Newsline: Saudi Arabia Names Veteran Diplomat as New Climate Envoy

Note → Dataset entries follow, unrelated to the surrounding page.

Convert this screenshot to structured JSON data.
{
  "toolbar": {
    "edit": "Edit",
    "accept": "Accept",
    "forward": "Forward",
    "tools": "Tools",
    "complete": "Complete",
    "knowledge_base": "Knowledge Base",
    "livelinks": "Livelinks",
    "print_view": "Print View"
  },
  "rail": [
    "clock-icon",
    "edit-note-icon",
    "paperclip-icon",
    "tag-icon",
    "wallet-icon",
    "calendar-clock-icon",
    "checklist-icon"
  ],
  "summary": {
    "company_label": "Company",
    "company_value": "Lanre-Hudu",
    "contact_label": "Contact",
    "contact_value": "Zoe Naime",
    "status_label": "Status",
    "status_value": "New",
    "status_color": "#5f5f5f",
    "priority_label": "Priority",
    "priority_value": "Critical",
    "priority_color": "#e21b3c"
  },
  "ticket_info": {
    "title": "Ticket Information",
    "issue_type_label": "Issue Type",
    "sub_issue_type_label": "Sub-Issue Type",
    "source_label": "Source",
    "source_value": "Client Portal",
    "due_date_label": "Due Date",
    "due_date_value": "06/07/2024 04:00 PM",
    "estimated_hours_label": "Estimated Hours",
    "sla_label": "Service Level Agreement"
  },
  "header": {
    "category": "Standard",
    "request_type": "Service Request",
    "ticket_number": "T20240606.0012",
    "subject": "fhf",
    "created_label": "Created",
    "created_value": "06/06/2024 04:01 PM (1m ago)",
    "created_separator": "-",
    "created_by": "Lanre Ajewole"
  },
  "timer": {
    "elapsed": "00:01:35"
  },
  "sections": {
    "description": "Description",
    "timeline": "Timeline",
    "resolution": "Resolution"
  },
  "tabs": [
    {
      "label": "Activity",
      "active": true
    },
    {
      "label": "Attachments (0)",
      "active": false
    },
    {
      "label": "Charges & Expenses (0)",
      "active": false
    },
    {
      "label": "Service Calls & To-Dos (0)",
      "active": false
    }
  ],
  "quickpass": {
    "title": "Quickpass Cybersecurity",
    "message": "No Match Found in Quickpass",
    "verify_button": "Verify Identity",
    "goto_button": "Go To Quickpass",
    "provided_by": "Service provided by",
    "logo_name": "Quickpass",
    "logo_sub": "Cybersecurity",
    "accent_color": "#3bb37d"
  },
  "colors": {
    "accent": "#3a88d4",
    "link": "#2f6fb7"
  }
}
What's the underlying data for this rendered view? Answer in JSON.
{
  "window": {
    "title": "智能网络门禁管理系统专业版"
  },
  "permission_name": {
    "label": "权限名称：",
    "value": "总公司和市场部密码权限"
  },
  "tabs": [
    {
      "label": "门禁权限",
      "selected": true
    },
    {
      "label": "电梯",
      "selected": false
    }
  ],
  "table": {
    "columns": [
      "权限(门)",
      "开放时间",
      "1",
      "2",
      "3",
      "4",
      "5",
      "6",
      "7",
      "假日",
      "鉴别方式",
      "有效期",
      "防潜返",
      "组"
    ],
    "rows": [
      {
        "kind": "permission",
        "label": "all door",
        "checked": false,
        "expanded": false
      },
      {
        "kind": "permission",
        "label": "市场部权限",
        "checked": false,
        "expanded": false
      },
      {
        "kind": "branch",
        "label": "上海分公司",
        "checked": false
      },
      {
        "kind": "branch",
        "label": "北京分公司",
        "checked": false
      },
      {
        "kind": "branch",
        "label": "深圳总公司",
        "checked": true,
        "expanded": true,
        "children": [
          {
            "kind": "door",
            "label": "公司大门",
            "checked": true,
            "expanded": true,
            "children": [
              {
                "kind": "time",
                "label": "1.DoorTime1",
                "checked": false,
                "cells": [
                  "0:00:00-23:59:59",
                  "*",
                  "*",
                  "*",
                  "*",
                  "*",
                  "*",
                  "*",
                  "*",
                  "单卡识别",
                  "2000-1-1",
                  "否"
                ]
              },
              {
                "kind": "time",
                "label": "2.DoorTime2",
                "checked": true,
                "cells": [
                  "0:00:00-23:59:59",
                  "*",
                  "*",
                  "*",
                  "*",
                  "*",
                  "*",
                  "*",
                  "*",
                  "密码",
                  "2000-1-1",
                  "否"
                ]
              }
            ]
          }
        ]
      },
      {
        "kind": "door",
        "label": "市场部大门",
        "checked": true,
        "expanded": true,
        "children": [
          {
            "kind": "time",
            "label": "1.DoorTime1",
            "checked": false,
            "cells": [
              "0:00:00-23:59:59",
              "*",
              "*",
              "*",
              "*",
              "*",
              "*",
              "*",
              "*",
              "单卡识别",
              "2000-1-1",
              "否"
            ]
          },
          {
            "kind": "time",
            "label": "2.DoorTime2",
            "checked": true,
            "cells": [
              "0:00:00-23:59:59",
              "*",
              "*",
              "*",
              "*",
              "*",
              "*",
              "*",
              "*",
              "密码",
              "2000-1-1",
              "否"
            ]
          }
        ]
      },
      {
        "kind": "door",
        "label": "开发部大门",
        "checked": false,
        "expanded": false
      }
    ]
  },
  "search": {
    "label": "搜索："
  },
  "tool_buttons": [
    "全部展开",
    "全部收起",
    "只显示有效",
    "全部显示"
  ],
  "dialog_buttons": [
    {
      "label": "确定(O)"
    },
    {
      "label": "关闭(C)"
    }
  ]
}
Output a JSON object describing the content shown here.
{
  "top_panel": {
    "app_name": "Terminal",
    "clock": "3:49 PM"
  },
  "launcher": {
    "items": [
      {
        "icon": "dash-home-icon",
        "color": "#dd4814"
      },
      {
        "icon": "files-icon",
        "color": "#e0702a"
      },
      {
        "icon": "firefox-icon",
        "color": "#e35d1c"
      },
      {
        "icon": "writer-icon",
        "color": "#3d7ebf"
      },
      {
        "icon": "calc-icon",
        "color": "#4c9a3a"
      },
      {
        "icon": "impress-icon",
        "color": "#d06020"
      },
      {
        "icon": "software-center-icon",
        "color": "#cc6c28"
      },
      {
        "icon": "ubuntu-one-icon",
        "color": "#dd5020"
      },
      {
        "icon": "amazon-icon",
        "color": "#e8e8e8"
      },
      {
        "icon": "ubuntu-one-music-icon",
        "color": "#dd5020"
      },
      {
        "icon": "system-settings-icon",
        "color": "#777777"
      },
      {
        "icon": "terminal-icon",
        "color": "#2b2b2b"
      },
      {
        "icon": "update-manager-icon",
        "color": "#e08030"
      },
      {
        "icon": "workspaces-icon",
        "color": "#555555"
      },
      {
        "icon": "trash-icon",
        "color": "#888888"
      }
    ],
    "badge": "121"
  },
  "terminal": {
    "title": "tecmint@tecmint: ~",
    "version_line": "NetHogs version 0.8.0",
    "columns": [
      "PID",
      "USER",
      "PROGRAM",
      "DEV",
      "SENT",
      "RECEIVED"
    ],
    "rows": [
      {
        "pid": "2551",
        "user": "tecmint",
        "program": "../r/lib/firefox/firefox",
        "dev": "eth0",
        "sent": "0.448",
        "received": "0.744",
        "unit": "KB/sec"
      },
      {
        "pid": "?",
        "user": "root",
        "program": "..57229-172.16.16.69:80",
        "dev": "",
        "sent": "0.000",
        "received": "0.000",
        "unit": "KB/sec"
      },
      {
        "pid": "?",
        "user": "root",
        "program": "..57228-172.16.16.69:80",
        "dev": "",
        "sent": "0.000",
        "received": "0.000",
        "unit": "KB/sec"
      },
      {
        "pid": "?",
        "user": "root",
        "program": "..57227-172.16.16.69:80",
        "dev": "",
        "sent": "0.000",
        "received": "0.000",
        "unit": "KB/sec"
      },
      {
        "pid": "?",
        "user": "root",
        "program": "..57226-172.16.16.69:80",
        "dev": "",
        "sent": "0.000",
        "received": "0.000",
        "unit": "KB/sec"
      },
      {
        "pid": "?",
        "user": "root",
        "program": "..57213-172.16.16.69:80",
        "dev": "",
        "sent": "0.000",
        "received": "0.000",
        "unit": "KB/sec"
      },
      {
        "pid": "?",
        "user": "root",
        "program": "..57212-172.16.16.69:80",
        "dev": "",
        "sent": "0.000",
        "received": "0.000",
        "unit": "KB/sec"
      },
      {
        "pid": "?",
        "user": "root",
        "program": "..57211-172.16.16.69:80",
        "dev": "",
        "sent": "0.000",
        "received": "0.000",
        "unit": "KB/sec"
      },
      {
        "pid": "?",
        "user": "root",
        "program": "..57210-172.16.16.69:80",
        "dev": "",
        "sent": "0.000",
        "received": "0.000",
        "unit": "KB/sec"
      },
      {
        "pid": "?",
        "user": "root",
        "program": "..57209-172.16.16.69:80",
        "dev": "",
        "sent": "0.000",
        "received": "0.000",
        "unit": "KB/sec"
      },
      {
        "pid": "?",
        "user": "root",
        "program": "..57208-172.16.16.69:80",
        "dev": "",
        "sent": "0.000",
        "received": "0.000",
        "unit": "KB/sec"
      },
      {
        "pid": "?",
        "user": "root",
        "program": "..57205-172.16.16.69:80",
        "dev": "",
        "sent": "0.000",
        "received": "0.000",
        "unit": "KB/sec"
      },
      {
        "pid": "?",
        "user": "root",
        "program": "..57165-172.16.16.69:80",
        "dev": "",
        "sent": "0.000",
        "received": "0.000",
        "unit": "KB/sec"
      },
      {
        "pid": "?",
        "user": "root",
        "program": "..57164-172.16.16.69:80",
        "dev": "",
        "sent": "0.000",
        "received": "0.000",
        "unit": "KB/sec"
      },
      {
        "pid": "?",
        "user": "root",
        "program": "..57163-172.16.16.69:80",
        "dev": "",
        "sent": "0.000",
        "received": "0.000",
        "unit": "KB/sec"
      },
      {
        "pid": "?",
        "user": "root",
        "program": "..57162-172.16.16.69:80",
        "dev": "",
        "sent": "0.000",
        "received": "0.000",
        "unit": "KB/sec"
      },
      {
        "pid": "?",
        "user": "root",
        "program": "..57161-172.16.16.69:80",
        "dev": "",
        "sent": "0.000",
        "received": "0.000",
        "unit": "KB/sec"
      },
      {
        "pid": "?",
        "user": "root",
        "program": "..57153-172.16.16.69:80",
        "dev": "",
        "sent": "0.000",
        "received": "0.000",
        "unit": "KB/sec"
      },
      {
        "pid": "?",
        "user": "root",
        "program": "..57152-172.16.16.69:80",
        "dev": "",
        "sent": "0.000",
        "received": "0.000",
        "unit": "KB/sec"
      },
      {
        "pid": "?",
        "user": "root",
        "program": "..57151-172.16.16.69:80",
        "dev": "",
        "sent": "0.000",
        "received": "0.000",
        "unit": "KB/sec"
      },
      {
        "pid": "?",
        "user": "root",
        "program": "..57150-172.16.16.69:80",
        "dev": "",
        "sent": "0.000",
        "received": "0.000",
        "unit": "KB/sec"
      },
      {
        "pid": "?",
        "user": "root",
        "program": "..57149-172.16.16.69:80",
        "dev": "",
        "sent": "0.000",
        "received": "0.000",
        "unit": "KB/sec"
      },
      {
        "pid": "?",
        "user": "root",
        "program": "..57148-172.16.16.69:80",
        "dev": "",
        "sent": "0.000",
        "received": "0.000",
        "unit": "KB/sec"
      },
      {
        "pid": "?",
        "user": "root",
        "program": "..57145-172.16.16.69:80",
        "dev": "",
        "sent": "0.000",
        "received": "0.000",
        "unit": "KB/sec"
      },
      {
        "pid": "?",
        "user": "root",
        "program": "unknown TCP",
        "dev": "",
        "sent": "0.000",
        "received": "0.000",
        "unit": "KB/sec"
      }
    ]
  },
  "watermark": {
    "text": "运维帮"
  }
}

Saudi Arabia appointed a veteran diplomat and former ambassador to the US as climate envoy, a task that had previously been mostly managed by the same ministry that controls oil production. (https://www.bloomberg.com/news/articles/2022-05-29/saudi-arabia-names-veteran-diplomat-as-new-climate-envoy) Adel Al-Jubeir, minister of state for overseas affairs, will tackle the function along with his present job, in keeping with a royal order issued on Sunday. Al-Jubeir had beforehand served as overseas minister — a separate title. Al-Jubeir held key diplomacy positions throughout a interval that noticed heavy lobbying from the US authorities to persuade international locations that have been usually reticent to assist a worldwide local weather pact to as an alternative signal on. The Paris local weather settlement was signed by virtually each nation on the earth and it was ratified in November 2016. It wasn’t instantly clear what the appointment means for the local weather coverage of the world’s largest crude oil exporter — which has usually been directed by officers in its Ministry of Vitality.